-- Task input follows --
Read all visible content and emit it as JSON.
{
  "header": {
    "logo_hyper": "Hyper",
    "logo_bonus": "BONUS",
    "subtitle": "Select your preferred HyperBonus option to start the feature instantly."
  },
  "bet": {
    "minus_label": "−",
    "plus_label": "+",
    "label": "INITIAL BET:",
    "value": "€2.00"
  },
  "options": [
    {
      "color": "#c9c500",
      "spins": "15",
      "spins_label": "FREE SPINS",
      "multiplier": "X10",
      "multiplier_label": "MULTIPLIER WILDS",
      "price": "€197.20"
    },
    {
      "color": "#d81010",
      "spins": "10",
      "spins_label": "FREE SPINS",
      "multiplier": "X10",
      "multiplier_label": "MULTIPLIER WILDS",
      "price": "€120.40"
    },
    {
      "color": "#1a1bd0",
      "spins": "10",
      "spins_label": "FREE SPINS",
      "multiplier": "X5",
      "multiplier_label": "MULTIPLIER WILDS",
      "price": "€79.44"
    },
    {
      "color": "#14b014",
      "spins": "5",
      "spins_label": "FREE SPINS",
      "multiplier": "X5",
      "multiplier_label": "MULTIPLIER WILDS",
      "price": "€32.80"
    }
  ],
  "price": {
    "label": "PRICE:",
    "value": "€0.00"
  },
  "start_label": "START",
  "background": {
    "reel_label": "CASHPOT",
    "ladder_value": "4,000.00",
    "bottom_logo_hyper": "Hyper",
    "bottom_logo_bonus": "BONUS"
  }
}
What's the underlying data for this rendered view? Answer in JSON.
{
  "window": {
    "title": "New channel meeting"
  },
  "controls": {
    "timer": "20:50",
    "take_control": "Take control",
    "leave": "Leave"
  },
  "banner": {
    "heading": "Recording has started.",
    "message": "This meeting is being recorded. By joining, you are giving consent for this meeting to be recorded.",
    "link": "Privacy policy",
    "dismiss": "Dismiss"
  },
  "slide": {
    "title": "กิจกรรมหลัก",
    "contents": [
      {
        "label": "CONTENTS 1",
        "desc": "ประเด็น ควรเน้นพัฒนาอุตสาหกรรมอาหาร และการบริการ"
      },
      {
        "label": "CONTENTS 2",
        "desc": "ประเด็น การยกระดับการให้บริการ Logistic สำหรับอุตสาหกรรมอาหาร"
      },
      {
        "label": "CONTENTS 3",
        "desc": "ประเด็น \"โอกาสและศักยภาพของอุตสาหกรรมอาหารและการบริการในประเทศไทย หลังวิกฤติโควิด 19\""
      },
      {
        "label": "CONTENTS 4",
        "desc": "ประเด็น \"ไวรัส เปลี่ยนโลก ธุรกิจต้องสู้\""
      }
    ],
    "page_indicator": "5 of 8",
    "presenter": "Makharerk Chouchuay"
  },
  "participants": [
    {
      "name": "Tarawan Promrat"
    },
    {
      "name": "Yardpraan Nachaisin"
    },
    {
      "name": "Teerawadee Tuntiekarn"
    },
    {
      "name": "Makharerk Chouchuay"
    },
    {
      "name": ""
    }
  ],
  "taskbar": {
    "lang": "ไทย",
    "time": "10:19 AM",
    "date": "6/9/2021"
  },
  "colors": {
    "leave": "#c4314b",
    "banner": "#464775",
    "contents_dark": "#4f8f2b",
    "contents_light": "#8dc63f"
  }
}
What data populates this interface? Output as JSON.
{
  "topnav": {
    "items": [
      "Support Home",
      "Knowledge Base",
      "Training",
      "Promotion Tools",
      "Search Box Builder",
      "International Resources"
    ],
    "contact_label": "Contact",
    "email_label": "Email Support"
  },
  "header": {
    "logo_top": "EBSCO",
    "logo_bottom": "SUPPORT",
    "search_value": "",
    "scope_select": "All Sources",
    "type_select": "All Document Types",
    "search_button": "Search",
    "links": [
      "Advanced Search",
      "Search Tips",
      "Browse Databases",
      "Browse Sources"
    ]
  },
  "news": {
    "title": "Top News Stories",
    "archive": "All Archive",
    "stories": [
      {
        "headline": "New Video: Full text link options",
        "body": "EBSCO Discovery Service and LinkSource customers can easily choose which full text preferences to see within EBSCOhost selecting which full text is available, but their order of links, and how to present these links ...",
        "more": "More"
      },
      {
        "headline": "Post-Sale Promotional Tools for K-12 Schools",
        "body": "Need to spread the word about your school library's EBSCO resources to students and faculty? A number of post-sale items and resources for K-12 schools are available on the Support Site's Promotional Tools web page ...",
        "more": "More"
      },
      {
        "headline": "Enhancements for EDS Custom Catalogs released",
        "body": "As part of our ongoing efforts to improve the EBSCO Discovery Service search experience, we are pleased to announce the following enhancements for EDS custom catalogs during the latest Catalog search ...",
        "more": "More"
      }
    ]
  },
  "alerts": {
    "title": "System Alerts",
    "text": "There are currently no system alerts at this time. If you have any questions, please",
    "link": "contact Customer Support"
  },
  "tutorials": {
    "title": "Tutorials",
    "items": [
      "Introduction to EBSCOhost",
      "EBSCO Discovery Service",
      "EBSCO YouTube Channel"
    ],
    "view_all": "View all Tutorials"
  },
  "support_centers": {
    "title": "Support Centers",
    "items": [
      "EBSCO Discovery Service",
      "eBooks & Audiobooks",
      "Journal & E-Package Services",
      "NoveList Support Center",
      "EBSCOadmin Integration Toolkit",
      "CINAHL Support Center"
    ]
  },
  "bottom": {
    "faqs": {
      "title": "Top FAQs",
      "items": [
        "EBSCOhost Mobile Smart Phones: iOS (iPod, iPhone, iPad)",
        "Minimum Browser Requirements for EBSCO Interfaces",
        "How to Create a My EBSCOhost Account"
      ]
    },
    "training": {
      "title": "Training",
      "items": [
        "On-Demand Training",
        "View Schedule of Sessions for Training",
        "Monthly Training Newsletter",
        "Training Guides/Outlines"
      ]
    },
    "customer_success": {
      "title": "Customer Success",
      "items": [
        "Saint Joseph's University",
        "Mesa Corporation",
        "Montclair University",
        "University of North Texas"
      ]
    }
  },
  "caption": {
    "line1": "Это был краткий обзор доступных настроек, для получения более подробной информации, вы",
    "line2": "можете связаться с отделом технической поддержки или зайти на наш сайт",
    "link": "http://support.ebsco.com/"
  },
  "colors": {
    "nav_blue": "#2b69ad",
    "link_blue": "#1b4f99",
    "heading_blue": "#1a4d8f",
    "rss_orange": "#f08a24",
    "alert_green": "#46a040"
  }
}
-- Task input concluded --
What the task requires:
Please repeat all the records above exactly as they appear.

Answer section:
Read all visible content and emit it as JSON.
{
  "header": {
    "logo_hyper": "Hyper",
    "logo_bonus": "BONUS",
    "subtitle": "Select your preferred HyperBonus option to start the feature instantly."
  },
  "bet": {
    "minus_label": "−",
    "plus_label": "+",
    "label": "INITIAL BET:",
    "value": "€2.00"
  },
  "options": [
    {
      "color": "#c9c500",
      "spins": "15",
      "spins_label": "FREE SPINS",
      "multiplier": "X10",
      "multiplier_label": "MULTIPLIER WILDS",
      "price": "€197.20"
    },
    {
      "color": "#d81010",
      "spins": "10",
      "spins_label": "FREE SPINS",
      "multiplier": "X10",
      "multiplier_label": "MULTIPLIER WILDS",
      "price": "€120.40"
    },
    {
      "color": "#1a1bd0",
      "spins": "10",
      "spins_label": "FREE SPINS",
      "multiplier": "X5",
      "multiplier_label": "MULTIPLIER WILDS",
      "price": "€79.44"
    },
    {
      "color": "#14b014",
      "spins": "5",
      "spins_label": "FREE SPINS",
      "multiplier": "X5",
      "multiplier_label": "MULTIPLIER WILDS",
      "price": "€32.80"
    }
  ],
  "price": {
    "label": "PRICE:",
    "value": "€0.00"
  },
  "start_label": "START",
  "background": {
    "reel_label": "CASHPOT",
    "ladder_value": "4,000.00",
    "bottom_logo_hyper": "Hyper",
    "bottom_logo_bonus": "BONUS"
  }
}
What's the underlying data for this rendered view? Answer in JSON.
{
  "window": {
    "title": "New channel meeting"
  },
  "controls": {
    "timer": "20:50",
    "take_control": "Take control",
    "leave": "Leave"
  },
  "banner": {
    "heading": "Recording has started.",
    "message": "This meeting is being recorded. By joining, you are giving consent for this meeting to be recorded.",
    "link": "Privacy policy",
    "dismiss": "Dismiss"
  },
  "slide": {
    "title": "กิจกรรมหลัก",
    "contents": [
      {
        "label": "CONTENTS 1",
        "desc": "ประเด็น ควรเน้นพัฒนาอุตสาหกรรมอาหาร และการบริการ"
      },
      {
        "label": "CONTENTS 2",
        "desc": "ประเด็น การยกระดับการให้บริการ Logistic สำหรับอุตสาหกรรมอาหาร"
      },
      {
        "label": "CONTENTS 3",
        "desc": "ประเด็น \"โอกาสและศักยภาพของอุตสาหกรรมอาหารและการบริการในประเทศไทย หลังวิกฤติโควิด 19\""
      },
      {
        "label": "CONTENTS 4",
        "desc": "ประเด็น \"ไวรัส เปลี่ยนโลก ธุรกิจต้องสู้\""
      }
    ],
    "page_indicator": "5 of 8",
    "presenter": "Makharerk Chouchuay"
  },
  "participants": [
    {
      "name": "Tarawan Promrat"
    },
    {
      "name": "Yardpraan Nachaisin"
    },
    {
      "name": "Teerawadee Tuntiekarn"
    },
    {
      "name": "Makharerk Chouchuay"
    },
    {
      "name": ""
    }
  ],
  "taskbar": {
    "lang": "ไทย",
    "time": "10:19 AM",
    "date": "6/9/2021"
  },
  "colors": {
    "leave": "#c4314b",
    "banner": "#464775",
    "contents_dark": "#4f8f2b",
    "contents_light": "#8dc63f"
  }
}
What data populates this interface? Output as JSON.
{
  "topnav": {
    "items": [
      "Support Home",
      "Knowledge Base",
      "Training",
      "Promotion Tools",
      "Search Box Builder",
      "International Resources"
    ],
    "contact_label": "Contact",
    "email_label": "Email Support"
  },
  "header": {
    "logo_top": "EBSCO",
    "logo_bottom": "SUPPORT",
    "search_value": "",
    "scope_select": "All Sources",
    "type_select": "All Document Types",
    "search_button": "Search",
    "links": [
      "Advanced Search",
      "Search Tips",
      "Browse Databases",
      "Browse Sources"
    ]
  },
  "news": {
    "title": "Top News Stories",
    "archive": "All Archive",
    "stories": [
      {
        "headline": "New Video: Full text link options",
        "body": "EBSCO Discovery Service and LinkSource customers can easily choose which full text preferences to see within EBSCOhost selecting which full text is available, but their order of links, and how to present these links ...",
        "more": "More"
      },
      {
        "headline": "Post-Sale Promotional Tools for K-12 Schools",
        "body": "Need to spread the word about your school library's EBSCO resources to students and faculty? A number of post-sale items and resources for K-12 schools are available on the Support Site's Promotional Tools web page ...",
        "more": "More"
      },
      {
        "headline": "Enhancements for EDS Custom Catalogs released",
        "body": "As part of our ongoing efforts to improve the EBSCO Discovery Service search experience, we are pleased to announce the following enhancements for EDS custom catalogs during the latest Catalog search ...",
        "more": "More"
      }
    ]
  },
  "alerts": {
    "title": "System Alerts",
    "text": "There are currently no system alerts at this time. If you have any questions, please",
    "link": "contact Customer Support"
  },
  "tutorials": {
    "title": "Tutorials",
    "items": [
      "Introduction to EBSCOhost",
      "EBSCO Discovery Service",
      "EBSCO YouTube Channel"
    ],
    "view_all": "View all Tutorials"
  },
  "support_centers": {
    "title": "Support Centers",
    "items": [
      "EBSCO Discovery Service",
      "eBooks & Audiobooks",
      "Journal & E-Package Services",
      "NoveList Support Center",
      "EBSCOadmin Integration Toolkit",
      "CINAHL Support Center"
    ]
  },
  "bottom": {
    "faqs": {
      "title": "Top FAQs",
      "items": [
        "EBSCOhost Mobile Smart Phones: iOS (iPod, iPhone, iPad)",
        "Minimum Browser Requirements for EBSCO Interfaces",
        "How to Create a My EBSCOhost Account"
      ]
    },
    "training": {
      "title": "Training",
      "items": [
        "On-Demand Training",
        "View Schedule of Sessions for Training",
        "Monthly Training Newsletter",
        "Training Guides/Outlines"
      ]
    },
    "customer_success": {
      "title": "Customer Success",
      "items": [
        "Saint Joseph's University",
        "Mesa Corporation",
        "Montclair University",
        "University of North Texas"
      ]
    }
  },
  "caption": {
    "line1": "Это был краткий обзор доступных настроек, для получения более подробной информации, вы",
    "line2": "можете связаться с отделом технической поддержки или зайти на наш сайт",
    "link": "http://support.ebsco.com/"
  },
  "colors": {
    "nav_blue": "#2b69ad",
    "link_blue": "#1b4f99",
    "heading_blue": "#1a4d8f",
    "rss_orange": "#f08a24",
    "alert_green": "#46a040"
  }
}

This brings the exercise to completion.